Every entry in this listing should be written out exactly.
====
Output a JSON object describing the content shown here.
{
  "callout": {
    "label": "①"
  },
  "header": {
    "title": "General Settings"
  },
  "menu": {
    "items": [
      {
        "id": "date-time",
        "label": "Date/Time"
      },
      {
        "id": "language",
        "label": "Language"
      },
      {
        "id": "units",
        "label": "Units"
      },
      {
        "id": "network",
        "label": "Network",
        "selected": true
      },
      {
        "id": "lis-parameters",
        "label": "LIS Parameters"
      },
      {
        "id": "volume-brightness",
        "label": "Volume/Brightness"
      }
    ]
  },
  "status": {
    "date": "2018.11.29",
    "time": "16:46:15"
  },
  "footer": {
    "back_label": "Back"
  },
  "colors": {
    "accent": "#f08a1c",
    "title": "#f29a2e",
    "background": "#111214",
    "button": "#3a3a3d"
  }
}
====
## EXERCISE OUTPUT
Output a JSON object describing the content shown here.
{
  "callout": {
    "label": "①"
  },
  "header": {
    "title": "General Settings"
  },
  "menu": {
    "items": [
      {
        "id": "date-time",
        "label": "Date/Time"
      },
      {
        "id": "language",
        "label": "Language"
      },
      {
        "id": "units",
        "label": "Units"
      },
      {
        "id": "network",
        "label": "Network",
        "selected": true
      },
      {
        "id": "lis-parameters",
        "label": "LIS Parameters"
      },
      {
        "id": "volume-brightness",
        "label": "Volume/Brightness"
      }
    ]
  },
  "status": {
    "date": "2018.11.29",
    "time": "16:46:15"
  },
  "footer": {
    "back_label": "Back"
  },
  "colors": {
    "accent": "#f08a1c",
    "title": "#f29a2e",
    "background": "#111214",
    "button": "#3a3a3d"
  }
}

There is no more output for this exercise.